On the other hand, Vermeulen is not quite as dynamic as he once was, which is hardly surprising given he is now 37 years old. However, what the veteran lacks in zip, he makes up for in smarts, in particular around the ruck, where he is an absolute menace. At the line-out, he remains a favourite option for the Bok throwers as a safety net jumper.
As was the case with last night’s quarterfinal at the Stade de France, this fixture is very much a coin flip. Yesterday’s clash was rarely separated by much, and this evening should be no different.
One factor that will be significant is the home crowd, who will certainly outnumber the visitors significantly.

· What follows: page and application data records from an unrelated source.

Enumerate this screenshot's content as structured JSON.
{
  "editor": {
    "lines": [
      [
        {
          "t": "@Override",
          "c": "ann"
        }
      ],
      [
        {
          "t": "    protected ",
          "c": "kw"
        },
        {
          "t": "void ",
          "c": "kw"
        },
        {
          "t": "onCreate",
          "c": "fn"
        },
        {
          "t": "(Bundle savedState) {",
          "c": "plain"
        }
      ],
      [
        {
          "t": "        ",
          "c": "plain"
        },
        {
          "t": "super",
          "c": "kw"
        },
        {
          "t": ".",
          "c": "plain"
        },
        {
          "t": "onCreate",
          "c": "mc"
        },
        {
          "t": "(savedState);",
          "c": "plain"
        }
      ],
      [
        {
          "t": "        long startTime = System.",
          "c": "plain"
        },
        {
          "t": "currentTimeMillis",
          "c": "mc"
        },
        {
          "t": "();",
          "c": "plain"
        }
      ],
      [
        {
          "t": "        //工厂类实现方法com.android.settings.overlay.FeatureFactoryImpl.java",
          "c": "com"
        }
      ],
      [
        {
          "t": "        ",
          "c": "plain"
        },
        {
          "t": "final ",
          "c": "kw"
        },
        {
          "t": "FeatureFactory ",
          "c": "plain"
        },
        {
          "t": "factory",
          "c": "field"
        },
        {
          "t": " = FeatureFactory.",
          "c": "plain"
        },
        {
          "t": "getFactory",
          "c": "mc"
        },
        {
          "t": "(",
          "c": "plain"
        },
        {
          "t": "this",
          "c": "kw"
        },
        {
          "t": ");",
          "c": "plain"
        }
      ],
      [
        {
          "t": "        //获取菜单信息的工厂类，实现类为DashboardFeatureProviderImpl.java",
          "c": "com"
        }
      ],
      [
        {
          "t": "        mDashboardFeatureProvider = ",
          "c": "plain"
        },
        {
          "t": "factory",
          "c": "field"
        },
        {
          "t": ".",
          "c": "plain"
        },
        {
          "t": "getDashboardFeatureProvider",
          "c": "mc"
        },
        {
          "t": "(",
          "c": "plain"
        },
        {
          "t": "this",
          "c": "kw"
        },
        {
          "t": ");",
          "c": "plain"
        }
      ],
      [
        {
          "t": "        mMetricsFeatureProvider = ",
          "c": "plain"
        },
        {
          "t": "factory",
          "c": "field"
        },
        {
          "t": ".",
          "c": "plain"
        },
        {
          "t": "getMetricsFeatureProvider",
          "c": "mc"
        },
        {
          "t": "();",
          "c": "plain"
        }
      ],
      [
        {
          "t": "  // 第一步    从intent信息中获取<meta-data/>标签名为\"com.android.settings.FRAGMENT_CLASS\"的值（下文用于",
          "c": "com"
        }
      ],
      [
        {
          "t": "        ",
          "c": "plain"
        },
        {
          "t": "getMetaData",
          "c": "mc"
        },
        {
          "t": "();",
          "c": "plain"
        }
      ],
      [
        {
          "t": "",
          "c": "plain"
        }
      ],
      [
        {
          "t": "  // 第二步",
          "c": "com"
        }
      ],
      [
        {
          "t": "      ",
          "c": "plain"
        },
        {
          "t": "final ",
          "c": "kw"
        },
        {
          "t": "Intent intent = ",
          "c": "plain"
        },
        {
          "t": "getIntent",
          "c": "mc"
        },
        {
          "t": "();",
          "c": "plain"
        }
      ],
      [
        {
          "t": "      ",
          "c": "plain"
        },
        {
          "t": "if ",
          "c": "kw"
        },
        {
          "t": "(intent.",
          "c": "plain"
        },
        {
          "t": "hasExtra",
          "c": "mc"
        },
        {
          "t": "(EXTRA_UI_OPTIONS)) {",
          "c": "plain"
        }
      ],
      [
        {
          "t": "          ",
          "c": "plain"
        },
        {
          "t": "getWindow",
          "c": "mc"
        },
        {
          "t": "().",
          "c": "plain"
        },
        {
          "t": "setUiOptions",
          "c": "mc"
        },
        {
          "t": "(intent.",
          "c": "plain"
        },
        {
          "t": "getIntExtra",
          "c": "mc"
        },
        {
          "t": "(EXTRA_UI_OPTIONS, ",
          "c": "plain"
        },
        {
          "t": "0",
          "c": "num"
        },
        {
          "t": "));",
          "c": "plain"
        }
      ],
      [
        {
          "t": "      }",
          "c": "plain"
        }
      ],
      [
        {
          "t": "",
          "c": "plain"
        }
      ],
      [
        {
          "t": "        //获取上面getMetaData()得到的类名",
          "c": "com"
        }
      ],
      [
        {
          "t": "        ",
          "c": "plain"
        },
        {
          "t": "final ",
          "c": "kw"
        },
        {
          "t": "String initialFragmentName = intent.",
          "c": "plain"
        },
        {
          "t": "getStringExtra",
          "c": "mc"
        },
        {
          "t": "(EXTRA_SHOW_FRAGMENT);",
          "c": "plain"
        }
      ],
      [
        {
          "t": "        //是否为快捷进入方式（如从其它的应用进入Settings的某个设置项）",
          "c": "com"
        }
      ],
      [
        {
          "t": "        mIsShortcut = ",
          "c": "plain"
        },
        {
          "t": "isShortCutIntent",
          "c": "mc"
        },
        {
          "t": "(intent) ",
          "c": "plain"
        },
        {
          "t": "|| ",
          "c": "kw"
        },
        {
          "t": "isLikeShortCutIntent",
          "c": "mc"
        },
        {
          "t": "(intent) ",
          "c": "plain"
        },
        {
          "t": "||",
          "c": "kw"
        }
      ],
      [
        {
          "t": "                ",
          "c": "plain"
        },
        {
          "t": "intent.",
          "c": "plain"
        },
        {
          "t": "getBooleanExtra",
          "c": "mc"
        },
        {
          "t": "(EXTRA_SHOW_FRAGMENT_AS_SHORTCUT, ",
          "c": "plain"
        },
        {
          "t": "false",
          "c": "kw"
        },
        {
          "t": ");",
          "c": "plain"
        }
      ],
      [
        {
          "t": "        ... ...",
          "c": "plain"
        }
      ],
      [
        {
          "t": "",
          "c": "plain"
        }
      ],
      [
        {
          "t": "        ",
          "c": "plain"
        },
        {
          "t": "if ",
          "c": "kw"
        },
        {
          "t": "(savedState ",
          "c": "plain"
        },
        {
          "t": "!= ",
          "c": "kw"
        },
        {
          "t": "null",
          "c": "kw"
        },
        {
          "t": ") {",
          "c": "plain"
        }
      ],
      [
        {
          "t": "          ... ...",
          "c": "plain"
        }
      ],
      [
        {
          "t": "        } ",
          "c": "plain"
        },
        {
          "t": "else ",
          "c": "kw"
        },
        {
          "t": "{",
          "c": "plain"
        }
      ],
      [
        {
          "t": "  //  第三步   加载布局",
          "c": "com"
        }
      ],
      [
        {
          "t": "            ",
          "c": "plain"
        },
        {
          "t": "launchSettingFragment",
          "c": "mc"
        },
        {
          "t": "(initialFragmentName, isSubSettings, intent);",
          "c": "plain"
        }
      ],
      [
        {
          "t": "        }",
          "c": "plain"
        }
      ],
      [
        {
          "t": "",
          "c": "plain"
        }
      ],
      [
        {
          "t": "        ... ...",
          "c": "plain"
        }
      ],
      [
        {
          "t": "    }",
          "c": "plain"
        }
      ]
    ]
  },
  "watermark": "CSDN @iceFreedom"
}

Notoriously vocal, the French fans are far and away the most patient in the international game and will ensure there is a cauldron-like atmosphere. Any Springbok mistake or referee decision that goes against them, and the boos, hisses, and cheers will rain down.
On the playing front, Dupont’s return cannot be overemphasized, as his presence alone takes the French up a notch. Key to this is of course, whether he is close to fully fit, which will be something the Springbok pack will likely test from the first minute.
Making a case for the visitors, the fact that they have been there and done that, is a real feather in their cap. Doing it in an unorthodox manner back in 2019, having lost their opening pool match. The Boks will simply not be feeling the same level of pressure as their hosts, who have the weight of an eight-year build-up on their shoulders.
In what will be a tense occasion, the French fairytale will continue albeit narrowly and will set them on the path for a likely re-match with the All Blacks in the final. A final, they will be more confident of winning than this evening’s match. France by 6.
France: 15 Thomas Ramos, 14 Damian Penaud, 13 Gael Fickou, 12 Jonathan Danty, 11 Louis Bielle-Biarrey, 10 Matthieu Jalibert, 9 Antoine Dupont (c), 8 Gregory Alldritt, 7 Charles Ollivon, 6 Anthony Jelonch, 5 Thibaud Flmanet, 4 Cameron Woki, 3 Uini Atonio, 2 Peato Mauvaka, 1 Cyril Baille
Replacements: 16 Pierre Bourgarit, 17 Reda Wardi, 18 Dorian Aldegheri, 19 Romain Taofifenua, 20 Francois Cros, 21 Sekou Macalou, 22 Maxime Lucu, 23 Yoram Moefana
South Africa:15 Damian Willemse, 14 Kurt-Lee Arendse, 13 Jesse Kriel, 12 Damian de Allende, 11 Cheslin Kolbe, 10 Manie Libbok, 9 Cobus Reinach, 8 Duane Vermeulen, 7 Pieter-Steph du Toit, 6 Siya Kolisi (c), 5 Franco Mostert, 4 Eben Etzebeth, 3 Frans Malherbe, 2 Bongi Mbonambi, 1 Steven Kitshoff
Replacements: 16 Deon Fourie, 17 Ox Nche, 18 Vincent Koch, 19 RG Snyman, 20 Kwagga Smith, 21 Faf de Klerk, 22 Handre Pollard, 23 Willie le Roux
Date: Sunday, October
Venue: Stade de France, Saint-Denis
Kick-off: 21:00 local (20:00 GMT)
Referee: Ben O’Keeffe (New Zealand)
Assistant Referees: Paul Williams (New Zealand), James Doleman (New Zealand)
TMO: Brendon Pickerill (New Zealand)